# Exercise directions
Each line below should be reproduced without any alteration.

# Element data from apps and pages
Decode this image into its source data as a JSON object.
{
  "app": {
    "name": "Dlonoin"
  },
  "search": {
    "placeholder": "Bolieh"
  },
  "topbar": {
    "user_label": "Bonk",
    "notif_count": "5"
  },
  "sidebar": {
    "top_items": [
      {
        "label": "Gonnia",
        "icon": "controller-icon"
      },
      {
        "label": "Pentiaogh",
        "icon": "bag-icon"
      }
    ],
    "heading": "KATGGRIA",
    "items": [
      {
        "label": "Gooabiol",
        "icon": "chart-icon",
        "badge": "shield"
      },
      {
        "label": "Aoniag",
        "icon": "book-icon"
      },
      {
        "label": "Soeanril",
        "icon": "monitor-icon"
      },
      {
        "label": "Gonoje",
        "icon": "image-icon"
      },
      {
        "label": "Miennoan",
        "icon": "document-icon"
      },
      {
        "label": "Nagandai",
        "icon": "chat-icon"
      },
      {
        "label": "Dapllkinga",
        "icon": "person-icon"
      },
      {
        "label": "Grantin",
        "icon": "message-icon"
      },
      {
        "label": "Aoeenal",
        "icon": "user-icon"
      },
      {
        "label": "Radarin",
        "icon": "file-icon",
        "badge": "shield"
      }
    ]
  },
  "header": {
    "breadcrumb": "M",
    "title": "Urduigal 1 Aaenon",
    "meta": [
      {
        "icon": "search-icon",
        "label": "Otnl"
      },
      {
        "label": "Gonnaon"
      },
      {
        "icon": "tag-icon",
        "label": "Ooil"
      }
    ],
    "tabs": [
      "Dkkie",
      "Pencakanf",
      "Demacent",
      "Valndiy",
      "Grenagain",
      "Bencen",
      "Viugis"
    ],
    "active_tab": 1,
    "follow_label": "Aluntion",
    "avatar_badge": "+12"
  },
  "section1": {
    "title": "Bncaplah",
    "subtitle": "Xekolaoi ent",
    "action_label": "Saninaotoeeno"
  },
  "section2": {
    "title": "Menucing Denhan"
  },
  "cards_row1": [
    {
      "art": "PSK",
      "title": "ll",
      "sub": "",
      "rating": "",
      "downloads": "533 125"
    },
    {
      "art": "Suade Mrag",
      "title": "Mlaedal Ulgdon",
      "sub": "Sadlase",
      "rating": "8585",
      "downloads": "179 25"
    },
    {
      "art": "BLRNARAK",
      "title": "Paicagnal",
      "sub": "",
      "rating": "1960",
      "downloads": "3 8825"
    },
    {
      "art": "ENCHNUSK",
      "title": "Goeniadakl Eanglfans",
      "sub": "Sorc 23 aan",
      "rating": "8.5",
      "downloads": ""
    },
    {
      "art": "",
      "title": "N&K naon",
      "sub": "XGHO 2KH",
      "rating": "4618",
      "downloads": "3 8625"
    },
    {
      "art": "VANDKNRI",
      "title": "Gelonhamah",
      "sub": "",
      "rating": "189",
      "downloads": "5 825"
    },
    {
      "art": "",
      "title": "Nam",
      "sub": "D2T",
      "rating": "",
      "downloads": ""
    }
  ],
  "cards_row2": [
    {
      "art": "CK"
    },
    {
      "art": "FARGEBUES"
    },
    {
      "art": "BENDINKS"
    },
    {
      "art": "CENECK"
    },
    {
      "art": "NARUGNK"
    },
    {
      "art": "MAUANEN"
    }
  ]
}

# Response to this task
Decode this image into its source data as a JSON object.
{
  "app": {
    "name": "Dlonoin"
  },
  "search": {
    "placeholder": "Bolieh"
  },
  "topbar": {
    "user_label": "Bonk",
    "notif_count": "5"
  },
  "sidebar": {
    "top_items": [
      {
        "label": "Gonnia",
        "icon": "controller-icon"
      },
      {
        "label": "Pentiaogh",
        "icon": "bag-icon"
      }
    ],
    "heading": "KATGGRIA",
    "items": [
      {
        "label": "Gooabiol",
        "icon": "chart-icon",
        "badge": "shield"
      },
      {
        "label": "Aoniag",
        "icon": "book-icon"
      },
      {
        "label": "Soeanril",
        "icon": "monitor-icon"
      },
      {
        "label": "Gonoje",
        "icon": "image-icon"
      },
      {
        "label": "Miennoan",
        "icon": "document-icon"
      },
      {
        "label": "Nagandai",
        "icon": "chat-icon"
      },
      {
        "label": "Dapllkinga",
        "icon": "person-icon"
      },
      {
        "label": "Grantin",
        "icon": "message-icon"
      },
      {
        "label": "Aoeenal",
        "icon": "user-icon"
      },
      {
        "label": "Radarin",
        "icon": "file-icon",
        "badge": "shield"
      }
    ]
  },
  "header": {
    "breadcrumb": "M",
    "title": "Urduigal 1 Aaenon",
    "meta": [
      {
        "icon": "search-icon",
        "label": "Otnl"
      },
      {
        "label": "Gonnaon"
      },
      {
        "icon": "tag-icon",
        "label": "Ooil"
      }
    ],
    "tabs": [
      "Dkkie",
      "Pencakanf",
      "Demacent",
      "Valndiy",
      "Grenagain",
      "Bencen",
      "Viugis"
    ],
    "active_tab": 1,
    "follow_label": "Aluntion",
    "avatar_badge": "+12"
  },
  "section1": {
    "title": "Bncaplah",
    "subtitle": "Xekolaoi ent",
    "action_label": "Saninaotoeeno"
  },
  "section2": {
    "title": "Menucing Denhan"
  },
  "cards_row1": [
    {
      "art": "PSK",
      "title": "ll",
      "sub": "",
      "rating": "",
      "downloads": "533 125"
    },
    {
      "art": "Suade Mrag",
      "title": "Mlaedal Ulgdon",
      "sub": "Sadlase",
      "rating": "8585",
      "downloads": "179 25"
    },
    {
      "art": "BLRNARAK",
      "title": "Paicagnal",
      "sub": "",
      "rating": "1960",
      "downloads": "3 8825"
    },
    {
      "art": "ENCHNUSK",
      "title": "Goeniadakl Eanglfans",
      "sub": "Sorc 23 aan",
      "rating": "8.5",
      "downloads": ""
    },
    {
      "art": "",
      "title": "N&K naon",
      "sub": "XGHO 2KH",
      "rating": "4618",
      "downloads": "3 8625"
    },
    {
      "art": "VANDKNRI",
      "title": "Gelonhamah",
      "sub": "",
      "rating": "189",
      "downloads": "5 825"
    },
    {
      "art": "",
      "title": "Nam",
      "sub": "D2T",
      "rating": "",
      "downloads": ""
    }
  ],
  "cards_row2": [
    {
      "art": "CK"
    },
    {
      "art": "FARGEBUES"
    },
    {
      "art": "BENDINKS"
    },
    {
      "art": "CENECK"
    },
    {
      "art": "NARUGNK"
    },
    {
      "art": "MAUANEN"
    }
  ]
}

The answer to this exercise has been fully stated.